[[ Information provided open ]]

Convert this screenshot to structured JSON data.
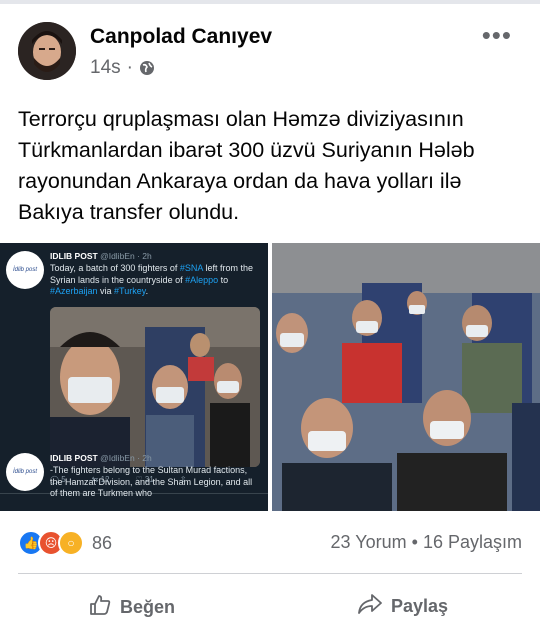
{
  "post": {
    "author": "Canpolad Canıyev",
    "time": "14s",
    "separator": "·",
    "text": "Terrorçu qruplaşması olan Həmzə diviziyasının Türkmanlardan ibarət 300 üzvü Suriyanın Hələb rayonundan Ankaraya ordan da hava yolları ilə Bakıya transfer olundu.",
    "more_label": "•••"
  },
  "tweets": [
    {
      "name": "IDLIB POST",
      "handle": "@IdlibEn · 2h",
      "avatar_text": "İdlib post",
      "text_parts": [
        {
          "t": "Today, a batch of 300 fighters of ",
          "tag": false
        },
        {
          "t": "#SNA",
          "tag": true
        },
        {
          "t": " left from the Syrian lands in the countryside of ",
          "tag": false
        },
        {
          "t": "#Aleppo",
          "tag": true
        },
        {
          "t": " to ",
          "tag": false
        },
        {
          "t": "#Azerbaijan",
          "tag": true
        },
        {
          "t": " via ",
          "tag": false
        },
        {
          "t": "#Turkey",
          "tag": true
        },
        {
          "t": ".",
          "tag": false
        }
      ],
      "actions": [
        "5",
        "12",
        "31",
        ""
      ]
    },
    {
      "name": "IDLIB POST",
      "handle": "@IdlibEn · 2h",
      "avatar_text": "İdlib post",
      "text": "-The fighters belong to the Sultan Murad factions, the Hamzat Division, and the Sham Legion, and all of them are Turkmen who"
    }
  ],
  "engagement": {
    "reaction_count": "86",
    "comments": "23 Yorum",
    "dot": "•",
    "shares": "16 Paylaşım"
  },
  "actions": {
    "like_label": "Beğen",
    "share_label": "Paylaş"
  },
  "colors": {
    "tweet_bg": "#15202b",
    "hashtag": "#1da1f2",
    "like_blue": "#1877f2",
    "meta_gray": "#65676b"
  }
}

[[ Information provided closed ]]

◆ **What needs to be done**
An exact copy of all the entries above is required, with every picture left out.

◆ **Your response**
Convert this screenshot to structured JSON data.
{
  "post": {
    "author": "Canpolad Canıyev",
    "time": "14s",
    "separator": "·",
    "text": "Terrorçu qruplaşması olan Həmzə diviziyasının Türkmanlardan ibarət 300 üzvü Suriyanın Hələb rayonundan Ankaraya ordan da hava yolları ilə Bakıya transfer olundu.",
    "more_label": "•••"
  },
  "tweets": [
    {
      "name": "IDLIB POST",
      "handle": "@IdlibEn · 2h",
      "avatar_text": "İdlib post",
      "text_parts": [
        {
          "t": "Today, a batch of 300 fighters of ",
          "tag": false
        },
        {
          "t": "#SNA",
          "tag": true
        },
        {
          "t": " left from the Syrian lands in the countryside of ",
          "tag": false
        },
        {
          "t": "#Aleppo",
          "tag": true
        },
        {
          "t": " to ",
          "tag": false
        },
        {
          "t": "#Azerbaijan",
          "tag": true
        },
        {
          "t": " via ",
          "tag": false
        },
        {
          "t": "#Turkey",
          "tag": true
        },
        {
          "t": ".",
          "tag": false
        }
      ],
      "actions": [
        "5",
        "12",
        "31",
        ""
      ]
    },
    {
      "name": "IDLIB POST",
      "handle": "@IdlibEn · 2h",
      "avatar_text": "İdlib post",
      "text": "-The fighters belong to the Sultan Murad factions, the Hamzat Division, and the Sham Legion, and all of them are Turkmen who"
    }
  ],
  "engagement": {
    "reaction_count": "86",
    "comments": "23 Yorum",
    "dot": "•",
    "shares": "16 Paylaşım"
  },
  "actions": {
    "like_label": "Beğen",
    "share_label": "Paylaş"
  },
  "colors": {
    "tweet_bg": "#15202b",
    "hashtag": "#1da1f2",
    "like_blue": "#1877f2",
    "meta_gray": "#65676b"
  }
}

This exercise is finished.